IH: The book was amazing, really. I mean spiderwebs catching rocks, wow. Man, and what a cliff hanger. I haven't seen a cliff hanger like that since, well, actually, I've never seen a cliff hanger like that. It was a five star book. I especially like long books because long books give you a lot of time to read it every day. Your descriptions were amazing!
What do you think is the worst thing that Grace did?
JA: Grace really is awful, isn’t she? I’m sure a lot of readers will disagree with me, but I actually think the worst thing she does is in that first scene in the general store, when she takes Kara’s seeds. Her later actions are evil, of course, but that is just flat-out mean.
IH: Oh, that's a good one. I hadn't thought of that one. When you named Kara's brother Taff, were you eating Laffy Taffy?
JA: Haha! Sadly, I have never eaten Laffy Taffy in my life! (But now I really want to try it.) I’m not really sure why “Taff” is “Taff.” It just seemed to fit, somehow.
IH: What are the ferries like? Are they old style ships? Since the animals are so different are the fish different too?
JA: Yes, the ferries are old style, like something you might have seen in the 17th century or so. The fish are, for the most part, normal fish—with a few notable exceptions. The really strange creatures are in the Thickety.
IH: Cool. Why did you call the Thickety, the Thickety?
JA: It’s like a thicket, but bigger…and with monsters.
IH: Mom told me a thicket is a clump of trees. I didn't know that, but now it makes sense. Is the Sordyr her uncle or grandpa or something to want her so bad?
JA: Sordyr wants Kara for a very specific reason, which I promise I will reveal in book 2! Actually, it’s probably the most important secret in the book.
IH: I can't wait. What are the most dangerous creatures in The Thickety?
JA: I think you should answer that one for yourself after you read the second book! I got to make up a lot of creatures in that one. So much fun…
IH: Can Taff (or any boy) but really Taff, work the grimoire?
JA: You ask good questions! To the best of Kara’s knowledge, only girls can use grimoires. Both Taff and Lucas have looked at a grimoire and seen nothing but blank pages.
IH: How long have people lived on the island? What year is it?
JA: The Children of the Fold have lived on De’Noran for centuries. The calendar in Kara’s world is not the same as the calendar in our world, so I can’t really say what year it is in a way that would make sense.
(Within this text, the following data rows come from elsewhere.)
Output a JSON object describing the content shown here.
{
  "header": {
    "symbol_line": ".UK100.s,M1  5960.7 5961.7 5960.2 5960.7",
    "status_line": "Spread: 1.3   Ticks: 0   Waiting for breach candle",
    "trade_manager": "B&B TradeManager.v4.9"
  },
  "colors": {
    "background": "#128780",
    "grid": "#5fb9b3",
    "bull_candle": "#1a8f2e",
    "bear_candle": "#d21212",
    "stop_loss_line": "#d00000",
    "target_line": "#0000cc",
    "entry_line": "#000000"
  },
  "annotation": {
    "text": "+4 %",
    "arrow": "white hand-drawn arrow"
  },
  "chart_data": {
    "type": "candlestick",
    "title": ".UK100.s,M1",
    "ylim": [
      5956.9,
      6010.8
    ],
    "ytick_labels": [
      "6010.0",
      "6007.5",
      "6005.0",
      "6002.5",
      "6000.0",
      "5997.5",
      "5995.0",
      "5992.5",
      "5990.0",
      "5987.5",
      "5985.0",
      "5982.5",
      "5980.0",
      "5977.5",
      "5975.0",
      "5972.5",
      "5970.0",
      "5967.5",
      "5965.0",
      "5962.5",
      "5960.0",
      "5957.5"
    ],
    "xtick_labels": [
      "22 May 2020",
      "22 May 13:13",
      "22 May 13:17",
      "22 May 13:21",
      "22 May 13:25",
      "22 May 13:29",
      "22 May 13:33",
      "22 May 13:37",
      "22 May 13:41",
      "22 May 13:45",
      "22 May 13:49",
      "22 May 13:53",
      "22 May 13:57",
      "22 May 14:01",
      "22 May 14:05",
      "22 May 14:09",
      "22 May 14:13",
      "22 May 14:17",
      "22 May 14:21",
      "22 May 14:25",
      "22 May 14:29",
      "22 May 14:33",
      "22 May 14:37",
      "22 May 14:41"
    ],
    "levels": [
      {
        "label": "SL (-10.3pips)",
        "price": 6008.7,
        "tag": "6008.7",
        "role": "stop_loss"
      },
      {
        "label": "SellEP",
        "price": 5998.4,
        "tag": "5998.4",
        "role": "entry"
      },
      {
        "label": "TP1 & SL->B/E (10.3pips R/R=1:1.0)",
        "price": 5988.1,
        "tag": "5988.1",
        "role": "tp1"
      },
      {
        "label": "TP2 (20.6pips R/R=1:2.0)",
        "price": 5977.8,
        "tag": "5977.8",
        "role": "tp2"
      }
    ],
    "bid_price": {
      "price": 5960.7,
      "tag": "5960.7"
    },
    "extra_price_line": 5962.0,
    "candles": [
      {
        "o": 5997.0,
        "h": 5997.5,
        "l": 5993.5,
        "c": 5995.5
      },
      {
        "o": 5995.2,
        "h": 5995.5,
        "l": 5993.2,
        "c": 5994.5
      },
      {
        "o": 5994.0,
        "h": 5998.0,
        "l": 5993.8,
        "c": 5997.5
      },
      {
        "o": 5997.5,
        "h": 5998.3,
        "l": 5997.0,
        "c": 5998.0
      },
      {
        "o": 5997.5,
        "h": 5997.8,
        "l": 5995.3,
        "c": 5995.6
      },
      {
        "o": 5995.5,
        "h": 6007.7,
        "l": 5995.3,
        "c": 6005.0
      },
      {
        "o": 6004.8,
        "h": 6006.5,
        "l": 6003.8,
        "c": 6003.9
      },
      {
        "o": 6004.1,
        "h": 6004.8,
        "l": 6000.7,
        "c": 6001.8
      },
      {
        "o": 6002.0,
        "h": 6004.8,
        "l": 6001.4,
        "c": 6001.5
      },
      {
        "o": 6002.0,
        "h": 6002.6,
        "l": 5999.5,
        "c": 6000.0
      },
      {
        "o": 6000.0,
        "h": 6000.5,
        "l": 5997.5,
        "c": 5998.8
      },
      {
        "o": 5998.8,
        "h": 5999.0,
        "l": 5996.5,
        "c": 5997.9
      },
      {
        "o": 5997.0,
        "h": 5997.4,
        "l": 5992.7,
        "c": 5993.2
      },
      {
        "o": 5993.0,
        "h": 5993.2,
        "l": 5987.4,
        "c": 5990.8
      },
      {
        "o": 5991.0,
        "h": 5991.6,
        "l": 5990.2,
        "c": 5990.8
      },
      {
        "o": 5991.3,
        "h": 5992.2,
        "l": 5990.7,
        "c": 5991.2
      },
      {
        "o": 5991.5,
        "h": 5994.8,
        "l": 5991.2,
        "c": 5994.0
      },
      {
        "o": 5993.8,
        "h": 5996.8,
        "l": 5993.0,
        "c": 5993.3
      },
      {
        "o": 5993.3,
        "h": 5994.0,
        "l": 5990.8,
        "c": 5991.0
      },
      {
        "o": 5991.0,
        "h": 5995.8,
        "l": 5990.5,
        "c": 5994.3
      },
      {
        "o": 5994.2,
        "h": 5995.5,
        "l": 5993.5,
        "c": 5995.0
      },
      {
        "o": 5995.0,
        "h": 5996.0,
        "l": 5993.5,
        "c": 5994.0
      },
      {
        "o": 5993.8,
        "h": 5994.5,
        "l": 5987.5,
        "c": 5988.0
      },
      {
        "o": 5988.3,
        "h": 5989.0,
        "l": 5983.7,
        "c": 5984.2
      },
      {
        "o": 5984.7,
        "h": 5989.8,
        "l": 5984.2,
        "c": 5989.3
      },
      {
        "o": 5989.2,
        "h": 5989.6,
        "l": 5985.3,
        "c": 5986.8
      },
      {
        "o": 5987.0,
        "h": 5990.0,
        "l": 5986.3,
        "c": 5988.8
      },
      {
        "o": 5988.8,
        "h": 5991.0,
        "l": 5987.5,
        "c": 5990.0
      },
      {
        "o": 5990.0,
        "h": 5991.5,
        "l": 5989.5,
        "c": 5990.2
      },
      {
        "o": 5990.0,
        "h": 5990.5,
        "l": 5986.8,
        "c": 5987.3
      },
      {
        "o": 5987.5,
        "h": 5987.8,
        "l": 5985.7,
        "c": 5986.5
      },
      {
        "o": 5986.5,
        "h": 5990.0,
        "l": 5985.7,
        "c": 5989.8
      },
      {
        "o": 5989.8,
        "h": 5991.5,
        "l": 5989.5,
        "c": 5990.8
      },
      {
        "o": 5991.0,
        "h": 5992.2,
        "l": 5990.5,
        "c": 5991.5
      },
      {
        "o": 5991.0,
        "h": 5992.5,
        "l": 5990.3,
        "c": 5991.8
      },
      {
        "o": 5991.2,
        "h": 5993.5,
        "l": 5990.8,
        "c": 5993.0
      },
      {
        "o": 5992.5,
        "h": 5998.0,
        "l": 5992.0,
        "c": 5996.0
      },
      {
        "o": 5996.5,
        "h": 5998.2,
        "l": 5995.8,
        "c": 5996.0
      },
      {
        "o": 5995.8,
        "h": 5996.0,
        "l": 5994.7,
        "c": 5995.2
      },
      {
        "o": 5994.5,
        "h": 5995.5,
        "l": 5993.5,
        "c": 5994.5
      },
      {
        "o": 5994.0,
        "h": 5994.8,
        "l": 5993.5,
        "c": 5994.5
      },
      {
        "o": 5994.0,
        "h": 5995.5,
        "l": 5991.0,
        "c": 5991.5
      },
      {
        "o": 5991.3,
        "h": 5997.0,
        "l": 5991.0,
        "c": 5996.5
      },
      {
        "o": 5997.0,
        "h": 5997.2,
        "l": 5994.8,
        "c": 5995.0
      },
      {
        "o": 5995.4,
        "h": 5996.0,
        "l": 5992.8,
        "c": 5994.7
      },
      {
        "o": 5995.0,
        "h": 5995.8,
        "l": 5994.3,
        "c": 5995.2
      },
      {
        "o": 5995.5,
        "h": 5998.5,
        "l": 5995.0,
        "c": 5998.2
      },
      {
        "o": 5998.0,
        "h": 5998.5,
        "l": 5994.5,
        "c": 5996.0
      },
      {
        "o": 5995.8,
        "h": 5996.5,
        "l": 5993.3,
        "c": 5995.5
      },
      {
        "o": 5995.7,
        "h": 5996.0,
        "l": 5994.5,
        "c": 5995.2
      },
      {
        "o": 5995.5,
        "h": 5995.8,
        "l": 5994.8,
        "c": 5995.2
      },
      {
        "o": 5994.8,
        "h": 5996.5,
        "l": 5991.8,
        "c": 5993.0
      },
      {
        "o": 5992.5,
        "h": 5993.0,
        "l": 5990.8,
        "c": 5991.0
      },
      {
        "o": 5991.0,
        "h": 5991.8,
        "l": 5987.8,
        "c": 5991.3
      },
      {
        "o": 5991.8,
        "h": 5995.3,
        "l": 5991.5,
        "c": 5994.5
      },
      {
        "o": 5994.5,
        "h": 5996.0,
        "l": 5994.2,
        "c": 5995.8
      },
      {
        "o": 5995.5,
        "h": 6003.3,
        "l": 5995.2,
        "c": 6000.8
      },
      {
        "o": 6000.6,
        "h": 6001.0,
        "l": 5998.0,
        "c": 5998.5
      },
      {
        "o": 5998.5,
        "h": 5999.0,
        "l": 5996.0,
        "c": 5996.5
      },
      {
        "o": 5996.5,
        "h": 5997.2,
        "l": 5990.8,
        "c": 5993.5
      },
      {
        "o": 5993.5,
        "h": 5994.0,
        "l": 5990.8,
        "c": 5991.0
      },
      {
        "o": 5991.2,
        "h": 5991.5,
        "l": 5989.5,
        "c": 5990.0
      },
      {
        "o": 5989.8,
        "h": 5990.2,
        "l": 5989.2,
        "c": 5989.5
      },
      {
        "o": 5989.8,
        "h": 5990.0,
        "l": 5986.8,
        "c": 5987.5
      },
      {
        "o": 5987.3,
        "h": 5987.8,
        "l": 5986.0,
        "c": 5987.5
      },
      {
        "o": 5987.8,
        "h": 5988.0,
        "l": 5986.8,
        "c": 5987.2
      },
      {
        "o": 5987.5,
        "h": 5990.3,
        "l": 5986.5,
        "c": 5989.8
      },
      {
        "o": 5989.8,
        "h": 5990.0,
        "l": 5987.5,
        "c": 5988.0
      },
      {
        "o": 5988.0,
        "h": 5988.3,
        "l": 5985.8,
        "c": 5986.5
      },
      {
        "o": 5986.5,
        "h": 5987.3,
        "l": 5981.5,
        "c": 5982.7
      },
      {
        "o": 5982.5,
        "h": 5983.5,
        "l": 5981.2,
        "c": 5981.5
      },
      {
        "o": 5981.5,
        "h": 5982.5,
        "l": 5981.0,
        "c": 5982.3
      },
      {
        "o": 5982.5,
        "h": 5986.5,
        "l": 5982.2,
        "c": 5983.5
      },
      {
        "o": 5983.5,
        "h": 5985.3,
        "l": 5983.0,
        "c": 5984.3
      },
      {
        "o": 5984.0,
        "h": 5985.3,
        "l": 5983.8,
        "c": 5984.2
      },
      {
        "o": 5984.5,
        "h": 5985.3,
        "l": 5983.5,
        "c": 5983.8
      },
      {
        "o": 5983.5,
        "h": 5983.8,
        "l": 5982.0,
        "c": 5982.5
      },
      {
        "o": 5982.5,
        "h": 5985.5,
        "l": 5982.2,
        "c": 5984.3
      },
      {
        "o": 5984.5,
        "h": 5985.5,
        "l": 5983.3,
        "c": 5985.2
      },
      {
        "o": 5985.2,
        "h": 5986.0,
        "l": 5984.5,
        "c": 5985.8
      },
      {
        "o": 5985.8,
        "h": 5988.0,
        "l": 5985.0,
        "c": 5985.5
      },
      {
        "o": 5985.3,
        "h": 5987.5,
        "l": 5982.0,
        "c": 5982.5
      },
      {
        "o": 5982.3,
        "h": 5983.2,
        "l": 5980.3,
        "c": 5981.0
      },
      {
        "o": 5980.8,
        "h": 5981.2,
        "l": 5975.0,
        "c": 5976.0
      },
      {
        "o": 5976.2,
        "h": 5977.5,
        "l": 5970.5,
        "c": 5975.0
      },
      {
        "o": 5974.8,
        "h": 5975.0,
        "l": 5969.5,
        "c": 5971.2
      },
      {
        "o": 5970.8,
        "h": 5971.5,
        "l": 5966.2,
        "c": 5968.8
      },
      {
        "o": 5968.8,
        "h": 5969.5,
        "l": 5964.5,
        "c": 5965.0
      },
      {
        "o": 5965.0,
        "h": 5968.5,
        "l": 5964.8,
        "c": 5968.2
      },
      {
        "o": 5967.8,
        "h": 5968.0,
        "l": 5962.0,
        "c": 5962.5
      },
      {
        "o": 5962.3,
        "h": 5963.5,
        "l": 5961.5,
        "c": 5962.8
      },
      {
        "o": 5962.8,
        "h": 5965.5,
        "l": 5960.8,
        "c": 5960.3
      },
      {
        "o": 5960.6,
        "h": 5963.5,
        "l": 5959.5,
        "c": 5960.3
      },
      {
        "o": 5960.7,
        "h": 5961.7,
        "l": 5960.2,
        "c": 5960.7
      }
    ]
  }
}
Just for myself, I created a thirty-page historical outline, however, and in that I reference events as ‘A.K.’ (after Kara’s birth) and ‘B.K.’ (before Kara’s birth). So, according to that reference, the year is 12 A.K.!
IH: Cool. Have you started book 2?
JA: Actually, book 2 is completely done. I’ve seen the cover and all the illustrations, which are incredible! Andrea Offermann is such an amazing artist. I’m actually working on the third book right now, and I’ll be done with the first draft of that by the end of September. (And then I’ll sleep. A lot.)
IH: I can't believe you already finished it. I have to read it. March is forever. I am writing a book too. I'm 68 pages into it. Any advice or questions for me?
JA: That’s wonderful! My advice would be to work on it consistently each day. Even if it’s just for a short period—10 or 20 minutes—it’s important to touch base with your story. This way, your mind will always be thinking about it, and sometimes you’ll come up with some cool ideas when you’re not even trying! Good luck and keep writing!
IH: Thanks, you too. Bye!
J. A. White lives in New Jersey with his wife, three sons, and a hamster named Ophelia that doesn’t like him very much. When he’s not making up stories, he teaches a bunch of kids how to make up stories (along with math and science and other important stuff). He wishes dragons were real because it would be a much cooler way to get to work.